According to the Reserve Bank of Zimbabwe’s monthly report for January-May, mobile-based transactions were valued at $2,35 billion with analysts pointing out that the practice could spread as the unbanked and rural people are now embracing mobile payments
The service has become important taking into account that the country now has a thriving SME and the informal sector (the shadow economy) which is estimated to hold around $7 billion.
In addition, the mobile money transfer has created vast opportunity of employment in addition to convenience in the payment system or much more improved trade facilitation which is critical for economic development. The mobile payments market has also grown from traditional money transfer services and now includes various forms of payments including bill payments among others.
Telecommunication firms dominate the mobile payment market, with Econet Wireless’ Ecocash enjoying the bigger market share. Net One’s One Wallet and Telecel Zimbabwe’s Telecash are some of the major providers of mobile payment services
During the last three and half years, Econet moved $11 billion through Ecocash.
Meanwhile, total banking sector credit to the domestic economy rose by 16,42 percent to $4,87 billion in May 2015, from $4,53 billion in April 2015.
On a year-on-year basis, growth in credit to the private sector was 4,8 percent in May from 4,7 percent a month earlier. The monthly growth in credit to the private sector was flat at $3,76 billion.
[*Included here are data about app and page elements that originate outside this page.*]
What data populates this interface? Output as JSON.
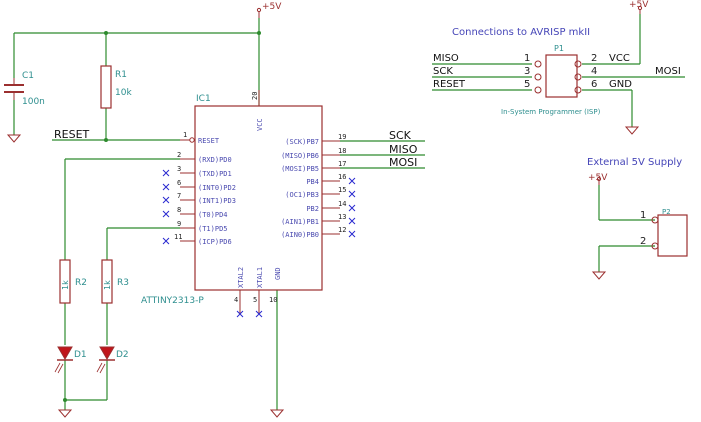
{
  "colors": {
    "wire": "#2e8b2e",
    "body": "#9b2f2f",
    "pin": "#9b2f2f",
    "ref": "#2f8f8f",
    "pinText": "#4b4bb0",
    "nc": "#2a2ad0",
    "led": "#c0151a",
    "net": "#111111",
    "title": "#4646b8"
  },
  "power": {
    "vcc_top": "+5V",
    "vcc_isp": "+5V",
    "vcc_ext": "+5V"
  },
  "c1": {
    "ref": "C1",
    "value": "100n"
  },
  "r1": {
    "ref": "R1",
    "value": "10k"
  },
  "r2": {
    "ref": "R2",
    "value": "1k"
  },
  "r3": {
    "ref": "R3",
    "value": "1k"
  },
  "d1": {
    "ref": "D1"
  },
  "d2": {
    "ref": "D2"
  },
  "ic1": {
    "ref": "IC1",
    "part": "ATTINY2313-P",
    "left_pins": [
      {
        "num": "1",
        "name": "RESET"
      },
      {
        "num": "2",
        "name": "(RXD)PD0"
      },
      {
        "num": "3",
        "name": "(TXD)PD1"
      },
      {
        "num": "6",
        "name": "(INT0)PD2"
      },
      {
        "num": "7",
        "name": "(INT1)PD3"
      },
      {
        "num": "8",
        "name": "(T0)PD4"
      },
      {
        "num": "9",
        "name": "(T1)PD5"
      },
      {
        "num": "11",
        "name": "(ICP)PD6"
      }
    ],
    "right_pins": [
      {
        "num": "19",
        "name": "(SCK)PB7"
      },
      {
        "num": "18",
        "name": "(MISO)PB6"
      },
      {
        "num": "17",
        "name": "(MOSI)PB5"
      },
      {
        "num": "16",
        "name": "PB4"
      },
      {
        "num": "15",
        "name": "(OC1)PB3"
      },
      {
        "num": "14",
        "name": "PB2"
      },
      {
        "num": "13",
        "name": "(AIN1)PB1"
      },
      {
        "num": "12",
        "name": "(AIN0)PB0"
      }
    ],
    "vcc_pin": {
      "num": "20",
      "name": "VCC"
    },
    "bottom_pins": [
      {
        "num": "4",
        "name": "XTAL2"
      },
      {
        "num": "5",
        "name": "XTAL1"
      },
      {
        "num": "10",
        "name": "GND"
      }
    ]
  },
  "nets": {
    "reset": "RESET",
    "sck": "SCK",
    "miso": "MISO",
    "mosi": "MOSI"
  },
  "isp": {
    "title": "Connections to AVRISP mkII",
    "ref": "P1",
    "subtitle": "In-System Programmer (ISP)",
    "left": [
      {
        "net": "MISO",
        "num": "1"
      },
      {
        "net": "SCK",
        "num": "3"
      },
      {
        "net": "RESET",
        "num": "5"
      }
    ],
    "right": [
      {
        "num": "2",
        "net": "VCC"
      },
      {
        "num": "4",
        "net": "MOSI"
      },
      {
        "num": "6",
        "net": "GND"
      }
    ]
  },
  "ext": {
    "title": "External 5V Supply",
    "ref": "P2",
    "pin1": "1",
    "pin2": "2"
  }
}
During the month of May, loans and advances constituted 82,47 percent of total credit to the private sector, followed by mortgages advanced by building societies, 11,92 percent and other investments at 3,93 percent.
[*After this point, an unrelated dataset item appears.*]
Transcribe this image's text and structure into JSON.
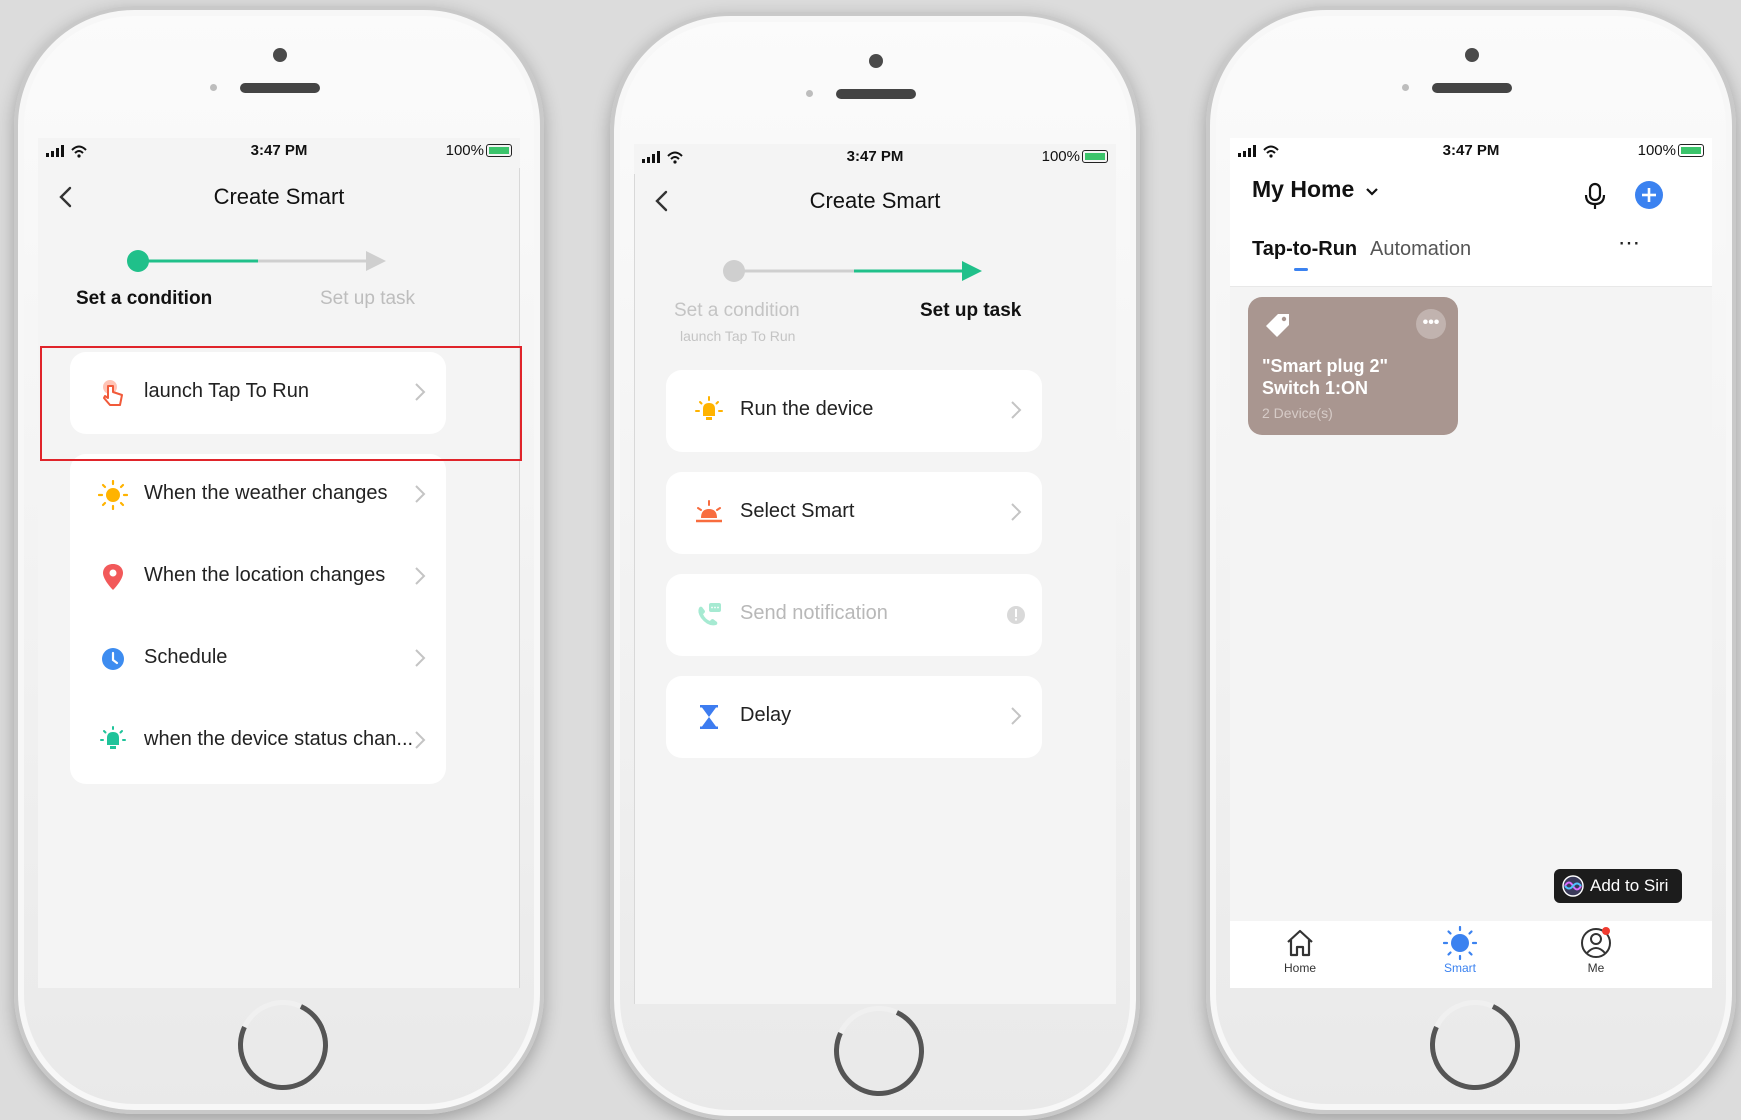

On a sectoral basis, credit was distributed as follows: agriculture (18,86 percent); services (17,82 percent); manufacturing (15,05 percent); distribution (14,92 percent); mining (6,28 percent); transport and communications (3,10 percent) and construction (1,03 percent).
Consumptive borrowing by households remained high at 18,33 percent of the total credit to the private sector. Credit to the private sector was mainly channelled towards asset purchases, inventory build -up, consumer durables and vehicle purchases.
The proportion of borrowed funds utilised for capital development remained low at 5,2 percent of the total loans and advances. In terms of allocation, the procurement of plant and equipment, land development, and office equipment, accounted for 3,7 percent, 0,8 percent and 0,5 percent, respectively. Annual broad money supply growth further decelerated from 4,9 percent in April to 3,7 percent in May 2015.
On a monthly basis, broad money rose by 1,1 percent to $4,487 billion in May, from $4,438 billion a month earlier. The annual growth in broad money continued to be underpinned by increases in long term and savings deposits.
Partially offsetting these increases were declines in demand and short term d